Page and application data records:
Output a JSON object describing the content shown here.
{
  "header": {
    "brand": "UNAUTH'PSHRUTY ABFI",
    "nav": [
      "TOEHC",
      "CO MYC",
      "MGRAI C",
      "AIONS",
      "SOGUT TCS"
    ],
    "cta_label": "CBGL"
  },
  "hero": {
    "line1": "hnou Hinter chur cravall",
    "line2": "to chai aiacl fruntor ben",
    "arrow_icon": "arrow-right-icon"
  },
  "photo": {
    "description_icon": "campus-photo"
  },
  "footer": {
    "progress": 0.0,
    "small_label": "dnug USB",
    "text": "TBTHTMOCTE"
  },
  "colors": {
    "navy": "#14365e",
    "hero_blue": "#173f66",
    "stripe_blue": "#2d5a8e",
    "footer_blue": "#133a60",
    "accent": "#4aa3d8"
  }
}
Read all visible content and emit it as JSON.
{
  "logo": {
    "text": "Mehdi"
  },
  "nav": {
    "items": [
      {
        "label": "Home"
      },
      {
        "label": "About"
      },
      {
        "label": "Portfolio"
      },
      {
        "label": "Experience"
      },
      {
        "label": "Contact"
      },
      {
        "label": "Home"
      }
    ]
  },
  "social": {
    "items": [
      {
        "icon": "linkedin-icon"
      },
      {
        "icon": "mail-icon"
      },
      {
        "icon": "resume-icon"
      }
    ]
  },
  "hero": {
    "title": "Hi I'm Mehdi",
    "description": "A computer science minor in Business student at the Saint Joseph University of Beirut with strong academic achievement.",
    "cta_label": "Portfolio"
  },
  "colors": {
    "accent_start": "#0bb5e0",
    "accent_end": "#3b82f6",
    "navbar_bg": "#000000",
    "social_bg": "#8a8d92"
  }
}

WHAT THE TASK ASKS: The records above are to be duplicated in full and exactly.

WRITTEN ANSWER:
Output a JSON object describing the content shown here.
{
  "header": {
    "brand": "UNAUTH'PSHRUTY ABFI",
    "nav": [
      "TOEHC",
      "CO MYC",
      "MGRAI C",
      "AIONS",
      "SOGUT TCS"
    ],
    "cta_label": "CBGL"
  },
  "hero": {
    "line1": "hnou Hinter chur cravall",
    "line2": "to chai aiacl fruntor ben",
    "arrow_icon": "arrow-right-icon"
  },
  "photo": {
    "description_icon": "campus-photo"
  },
  "footer": {
    "progress": 0.0,
    "small_label": "dnug USB",
    "text": "TBTHTMOCTE"
  },
  "colors": {
    "navy": "#14365e",
    "hero_blue": "#173f66",
    "stripe_blue": "#2d5a8e",
    "footer_blue": "#133a60",
    "accent": "#4aa3d8"
  }
}
Read all visible content and emit it as JSON.
{
  "logo": {
    "text": "Mehdi"
  },
  "nav": {
    "items": [
      {
        "label": "Home"
      },
      {
        "label": "About"
      },
      {
        "label": "Portfolio"
      },
      {
        "label": "Experience"
      },
      {
        "label": "Contact"
      },
      {
        "label": "Home"
      }
    ]
  },
  "social": {
    "items": [
      {
        "icon": "linkedin-icon"
      },
      {
        "icon": "mail-icon"
      },
      {
        "icon": "resume-icon"
      }
    ]
  },
  "hero": {
    "title": "Hi I'm Mehdi",
    "description": "A computer science minor in Business student at the Saint Joseph University of Beirut with strong academic achievement.",
    "cta_label": "Portfolio"
  },
  "colors": {
    "accent_start": "#0bb5e0",
    "accent_end": "#3b82f6",
    "navbar_bg": "#000000",
    "social_bg": "#8a8d92"
  }
}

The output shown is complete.